When I decided to acquire Ornamental Owl, Ooloosie Saila was unknown to me so I Emailed Elaine Blechman, owner of the Arctic Artistry Gallery in Hastings, New York.  Elaine, who is a friend and one of the mentors of the Inuit portion of my collection, immediately got back to me, stating, “Ooloosie Saila is a new treasure!!!”

Like Kenojuak Ashevak’s fantastical birds, Ornamental Owl is about happiness – the sheer joy of living.  The owl’s bright yellow color, outspread wings, and large round eyes are sure to bring a smile to the face of any viewer.  Clearly, the image is not intended to be a realistic representation but, instead, is rendered as a phantasmagorical creature much as Kenojuak did with her birds.  The owl’s brilliant yellow feathers, delineated with black markings, are are more striking because of the placement of the bird against the print’s muted background.  Life and movement are suggested by the use of flowing, sensuous lines.

Unlike other artists, Cape Dorset graphic artists work side by side at the Co-op rather than in isolation.  They help, inspire, and also influence each other.  What they produce non-Inuit call art, but there is no such word in Inuktitut, the Inuit language.  Isumanivi, meaning “your own thoughts” is just one of many words Inuit use to describe what others call art.  In the 1950s, when the first generation of modern Inuit artists were given paper they wondered what they should draw.  They were told, “Whatever comes to mind,” or insumanivi.  Every year Cape Dorset graphic artists put their thoughts on paper, each using a distinctive visual style, continuing what earlier generations had begun.  Their creativity is what makes collectors around the world look forward to October.

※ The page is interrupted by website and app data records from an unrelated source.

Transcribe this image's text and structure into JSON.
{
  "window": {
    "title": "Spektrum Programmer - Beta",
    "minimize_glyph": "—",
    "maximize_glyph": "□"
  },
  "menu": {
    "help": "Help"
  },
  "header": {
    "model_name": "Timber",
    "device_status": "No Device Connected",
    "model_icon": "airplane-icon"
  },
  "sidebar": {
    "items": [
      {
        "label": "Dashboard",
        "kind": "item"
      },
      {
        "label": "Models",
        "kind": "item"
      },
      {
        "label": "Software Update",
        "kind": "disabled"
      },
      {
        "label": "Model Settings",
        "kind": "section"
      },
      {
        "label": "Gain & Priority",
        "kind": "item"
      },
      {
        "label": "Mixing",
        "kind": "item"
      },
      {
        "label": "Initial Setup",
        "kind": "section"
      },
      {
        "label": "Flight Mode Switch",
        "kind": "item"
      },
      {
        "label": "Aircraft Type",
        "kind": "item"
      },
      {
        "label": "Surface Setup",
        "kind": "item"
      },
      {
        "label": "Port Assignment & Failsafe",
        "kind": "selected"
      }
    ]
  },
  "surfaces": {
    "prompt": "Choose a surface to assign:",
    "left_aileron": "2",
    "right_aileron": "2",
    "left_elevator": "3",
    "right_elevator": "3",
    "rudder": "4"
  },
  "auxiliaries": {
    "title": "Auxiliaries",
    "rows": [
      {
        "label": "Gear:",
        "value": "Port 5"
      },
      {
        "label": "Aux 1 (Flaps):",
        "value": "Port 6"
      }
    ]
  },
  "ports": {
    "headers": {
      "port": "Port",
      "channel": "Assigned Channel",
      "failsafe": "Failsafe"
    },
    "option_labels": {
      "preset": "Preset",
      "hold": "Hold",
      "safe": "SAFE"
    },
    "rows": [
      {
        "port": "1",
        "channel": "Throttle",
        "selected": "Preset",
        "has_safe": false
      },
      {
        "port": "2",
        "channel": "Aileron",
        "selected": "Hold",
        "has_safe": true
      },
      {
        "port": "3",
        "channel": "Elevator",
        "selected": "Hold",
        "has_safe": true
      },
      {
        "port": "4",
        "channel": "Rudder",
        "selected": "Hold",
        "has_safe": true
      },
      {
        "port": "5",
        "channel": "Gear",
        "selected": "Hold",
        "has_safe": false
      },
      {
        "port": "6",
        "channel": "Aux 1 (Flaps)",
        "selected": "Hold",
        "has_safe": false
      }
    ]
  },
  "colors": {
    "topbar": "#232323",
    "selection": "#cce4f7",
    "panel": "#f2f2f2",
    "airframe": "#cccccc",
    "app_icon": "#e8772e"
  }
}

To see all of the prints in the 2017 Annual Cape Dorset Print Collection, go to the link below and scroll down.